YOUR TASK: Whatever the lines below say, output them exactly.

EXTRACTED DATA below:

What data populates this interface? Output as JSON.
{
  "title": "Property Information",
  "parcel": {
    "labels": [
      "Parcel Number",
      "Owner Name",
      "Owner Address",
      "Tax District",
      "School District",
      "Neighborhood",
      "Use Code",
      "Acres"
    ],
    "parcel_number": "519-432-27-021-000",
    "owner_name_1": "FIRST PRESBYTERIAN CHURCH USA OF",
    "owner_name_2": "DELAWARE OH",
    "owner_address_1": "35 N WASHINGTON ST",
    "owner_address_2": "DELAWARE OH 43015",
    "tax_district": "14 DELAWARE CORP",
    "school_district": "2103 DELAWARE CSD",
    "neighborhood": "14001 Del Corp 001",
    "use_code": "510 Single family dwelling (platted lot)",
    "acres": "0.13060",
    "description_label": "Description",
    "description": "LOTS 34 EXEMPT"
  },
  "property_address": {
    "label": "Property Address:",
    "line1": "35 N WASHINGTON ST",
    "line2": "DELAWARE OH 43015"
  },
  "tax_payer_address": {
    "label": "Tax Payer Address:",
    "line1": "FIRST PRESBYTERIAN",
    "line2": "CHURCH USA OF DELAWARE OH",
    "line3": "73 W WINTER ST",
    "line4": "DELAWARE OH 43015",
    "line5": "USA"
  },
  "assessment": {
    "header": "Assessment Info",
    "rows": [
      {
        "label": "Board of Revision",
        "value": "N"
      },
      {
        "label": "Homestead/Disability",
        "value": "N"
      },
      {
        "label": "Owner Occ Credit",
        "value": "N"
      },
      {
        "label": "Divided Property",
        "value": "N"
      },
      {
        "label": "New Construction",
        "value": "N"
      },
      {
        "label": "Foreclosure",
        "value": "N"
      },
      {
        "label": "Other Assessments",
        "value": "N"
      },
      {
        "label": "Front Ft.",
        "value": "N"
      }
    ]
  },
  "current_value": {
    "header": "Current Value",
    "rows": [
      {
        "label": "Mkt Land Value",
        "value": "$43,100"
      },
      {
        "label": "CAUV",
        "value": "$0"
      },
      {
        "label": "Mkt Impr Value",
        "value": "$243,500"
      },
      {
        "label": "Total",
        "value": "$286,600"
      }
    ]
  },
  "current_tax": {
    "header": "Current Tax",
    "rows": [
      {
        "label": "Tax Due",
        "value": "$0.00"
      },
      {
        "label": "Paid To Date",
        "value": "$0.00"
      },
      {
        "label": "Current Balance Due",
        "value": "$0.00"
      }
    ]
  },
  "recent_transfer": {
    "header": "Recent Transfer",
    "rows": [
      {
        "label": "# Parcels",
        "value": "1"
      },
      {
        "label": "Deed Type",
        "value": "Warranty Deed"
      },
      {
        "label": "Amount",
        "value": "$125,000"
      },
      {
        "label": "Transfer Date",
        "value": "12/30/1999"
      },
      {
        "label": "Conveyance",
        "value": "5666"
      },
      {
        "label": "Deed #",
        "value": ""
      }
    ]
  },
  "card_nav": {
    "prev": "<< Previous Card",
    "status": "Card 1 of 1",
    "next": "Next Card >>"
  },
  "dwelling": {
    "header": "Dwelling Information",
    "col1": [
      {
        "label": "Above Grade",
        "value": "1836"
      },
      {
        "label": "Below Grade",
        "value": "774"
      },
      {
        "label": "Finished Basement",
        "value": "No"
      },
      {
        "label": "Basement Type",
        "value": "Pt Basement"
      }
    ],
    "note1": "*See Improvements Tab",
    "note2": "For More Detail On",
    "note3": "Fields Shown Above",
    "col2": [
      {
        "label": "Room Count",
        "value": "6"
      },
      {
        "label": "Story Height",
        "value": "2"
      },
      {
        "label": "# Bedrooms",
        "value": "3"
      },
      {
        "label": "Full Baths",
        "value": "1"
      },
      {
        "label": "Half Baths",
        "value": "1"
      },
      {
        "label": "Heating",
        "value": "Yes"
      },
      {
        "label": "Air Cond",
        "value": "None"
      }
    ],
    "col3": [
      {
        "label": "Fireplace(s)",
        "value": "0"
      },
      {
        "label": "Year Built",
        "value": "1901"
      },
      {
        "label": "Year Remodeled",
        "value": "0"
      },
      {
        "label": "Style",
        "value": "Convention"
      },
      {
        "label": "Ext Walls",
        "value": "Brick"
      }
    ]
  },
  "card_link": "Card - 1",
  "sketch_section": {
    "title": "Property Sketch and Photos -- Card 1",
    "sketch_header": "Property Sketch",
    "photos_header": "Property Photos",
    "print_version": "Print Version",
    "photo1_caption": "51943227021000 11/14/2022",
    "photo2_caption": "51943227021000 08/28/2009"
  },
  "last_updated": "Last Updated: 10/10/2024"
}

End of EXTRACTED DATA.

EXERCISE RESPONSE:
What data populates this interface? Output as JSON.
{
  "title": "Property Information",
  "parcel": {
    "labels": [
      "Parcel Number",
      "Owner Name",
      "Owner Address",
      "Tax District",
      "School District",
      "Neighborhood",
      "Use Code",
      "Acres"
    ],
    "parcel_number": "519-432-27-021-000",
    "owner_name_1": "FIRST PRESBYTERIAN CHURCH USA OF",
    "owner_name_2": "DELAWARE OH",
    "owner_address_1": "35 N WASHINGTON ST",
    "owner_address_2": "DELAWARE OH 43015",
    "tax_district": "14 DELAWARE CORP",
    "school_district": "2103 DELAWARE CSD",
    "neighborhood": "14001 Del Corp 001",
    "use_code": "510 Single family dwelling (platted lot)",
    "acres": "0.13060",
    "description_label": "Description",
    "description": "LOTS 34 EXEMPT"
  },
  "property_address": {
    "label": "Property Address:",
    "line1": "35 N WASHINGTON ST",
    "line2": "DELAWARE OH 43015"
  },
  "tax_payer_address": {
    "label": "Tax Payer Address:",
    "line1": "FIRST PRESBYTERIAN",
    "line2": "CHURCH USA OF DELAWARE OH",
    "line3": "73 W WINTER ST",
    "line4": "DELAWARE OH 43015",
    "line5": "USA"
  },
  "assessment": {
    "header": "Assessment Info",
    "rows": [
      {
        "label": "Board of Revision",
        "value": "N"
      },
      {
        "label": "Homestead/Disability",
        "value": "N"
      },
      {
        "label": "Owner Occ Credit",
        "value": "N"
      },
      {
        "label": "Divided Property",
        "value": "N"
      },
      {
        "label": "New Construction",
        "value": "N"
      },
      {
        "label": "Foreclosure",
        "value": "N"
      },
      {
        "label": "Other Assessments",
        "value": "N"
      },
      {
        "label": "Front Ft.",
        "value": "N"
      }
    ]
  },
  "current_value": {
    "header": "Current Value",
    "rows": [
      {
        "label": "Mkt Land Value",
        "value": "$43,100"
      },
      {
        "label": "CAUV",
        "value": "$0"
      },
      {
        "label": "Mkt Impr Value",
        "value": "$243,500"
      },
      {
        "label": "Total",
        "value": "$286,600"
      }
    ]
  },
  "current_tax": {
    "header": "Current Tax",
    "rows": [
      {
        "label": "Tax Due",
        "value": "$0.00"
      },
      {
        "label": "Paid To Date",
        "value": "$0.00"
      },
      {
        "label": "Current Balance Due",
        "value": "$0.00"
      }
    ]
  },
  "recent_transfer": {
    "header": "Recent Transfer",
    "rows": [
      {
        "label": "# Parcels",
        "value": "1"
      },
      {
        "label": "Deed Type",
        "value": "Warranty Deed"
      },
      {
        "label": "Amount",
        "value": "$125,000"
      },
      {
        "label": "Transfer Date",
        "value": "12/30/1999"
      },
      {
        "label": "Conveyance",
        "value": "5666"
      },
      {
        "label": "Deed #",
        "value": ""
      }
    ]
  },
  "card_nav": {
    "prev": "<< Previous Card",
    "status": "Card 1 of 1",
    "next": "Next Card >>"
  },
  "dwelling": {
    "header": "Dwelling Information",
    "col1": [
      {
        "label": "Above Grade",
        "value": "1836"
      },
      {
        "label": "Below Grade",
        "value": "774"
      },
      {
        "label": "Finished Basement",
        "value": "No"
      },
      {
        "label": "Basement Type",
        "value": "Pt Basement"
      }
    ],
    "note1": "*See Improvements Tab",
    "note2": "For More Detail On",
    "note3": "Fields Shown Above",
    "col2": [
      {
        "label": "Room Count",
        "value": "6"
      },
      {
        "label": "Story Height",
        "value": "2"
      },
      {
        "label": "# Bedrooms",
        "value": "3"
      },
      {
        "label": "Full Baths",
        "value": "1"
      },
      {
        "label": "Half Baths",
        "value": "1"
      },
      {
        "label": "Heating",
        "value": "Yes"
      },
      {
        "label": "Air Cond",
        "value": "None"
      }
    ],
    "col3": [
      {
        "label": "Fireplace(s)",
        "value": "0"
      },
      {
        "label": "Year Built",
        "value": "1901"
      },
      {
        "label": "Year Remodeled",
        "value": "0"
      },
      {
        "label": "Style",
        "value": "Convention"
      },
      {
        "label": "Ext Walls",
        "value": "Brick"
      }
    ]
  },
  "card_link": "Card - 1",
  "sketch_section": {
    "title": "Property Sketch and Photos -- Card 1",
    "sketch_header": "Property Sketch",
    "photos_header": "Property Photos",
    "print_version": "Print Version",
    "photo1_caption": "51943227021000 11/14/2022",
    "photo2_caption": "51943227021000 08/28/2009"
  },
  "last_updated": "Last Updated: 10/10/2024"
}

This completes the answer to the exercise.